* **Work request**
Could you print each of the records below exactly?

* **Data for review**
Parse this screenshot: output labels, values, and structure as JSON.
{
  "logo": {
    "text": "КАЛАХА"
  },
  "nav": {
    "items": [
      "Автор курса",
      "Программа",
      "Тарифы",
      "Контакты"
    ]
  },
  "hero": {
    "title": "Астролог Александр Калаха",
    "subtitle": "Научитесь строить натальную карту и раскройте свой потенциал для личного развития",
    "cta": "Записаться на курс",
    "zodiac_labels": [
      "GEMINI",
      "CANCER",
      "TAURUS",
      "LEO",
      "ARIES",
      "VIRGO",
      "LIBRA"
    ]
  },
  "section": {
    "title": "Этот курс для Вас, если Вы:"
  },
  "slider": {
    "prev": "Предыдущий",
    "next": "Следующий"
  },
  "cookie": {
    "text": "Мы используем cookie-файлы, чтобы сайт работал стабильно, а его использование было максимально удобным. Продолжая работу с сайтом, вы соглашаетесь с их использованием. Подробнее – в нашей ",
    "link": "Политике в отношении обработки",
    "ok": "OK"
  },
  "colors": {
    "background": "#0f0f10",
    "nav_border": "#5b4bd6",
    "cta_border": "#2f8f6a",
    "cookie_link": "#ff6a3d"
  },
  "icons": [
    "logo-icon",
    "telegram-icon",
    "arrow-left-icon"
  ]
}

* **Output for this task**
Parse this screenshot: output labels, values, and structure as JSON.
{
  "logo": {
    "text": "КАЛАХА"
  },
  "nav": {
    "items": [
      "Автор курса",
      "Программа",
      "Тарифы",
      "Контакты"
    ]
  },
  "hero": {
    "title": "Астролог Александр Калаха",
    "subtitle": "Научитесь строить натальную карту и раскройте свой потенциал для личного развития",
    "cta": "Записаться на курс",
    "zodiac_labels": [
      "GEMINI",
      "CANCER",
      "TAURUS",
      "LEO",
      "ARIES",
      "VIRGO",
      "LIBRA"
    ]
  },
  "section": {
    "title": "Этот курс для Вас, если Вы:"
  },
  "slider": {
    "prev": "Предыдущий",
    "next": "Следующий"
  },
  "cookie": {
    "text": "Мы используем cookie-файлы, чтобы сайт работал стабильно, а его использование было максимально удобным. Продолжая работу с сайтом, вы соглашаетесь с их использованием. Подробнее – в нашей ",
    "link": "Политике в отношении обработки",
    "ok": "OK"
  },
  "colors": {
    "background": "#0f0f10",
    "nav_border": "#5b4bd6",
    "cta_border": "#2f8f6a",
    "cookie_link": "#ff6a3d"
  },
  "icons": [
    "logo-icon",
    "telegram-icon",
    "arrow-left-icon"
  ]
}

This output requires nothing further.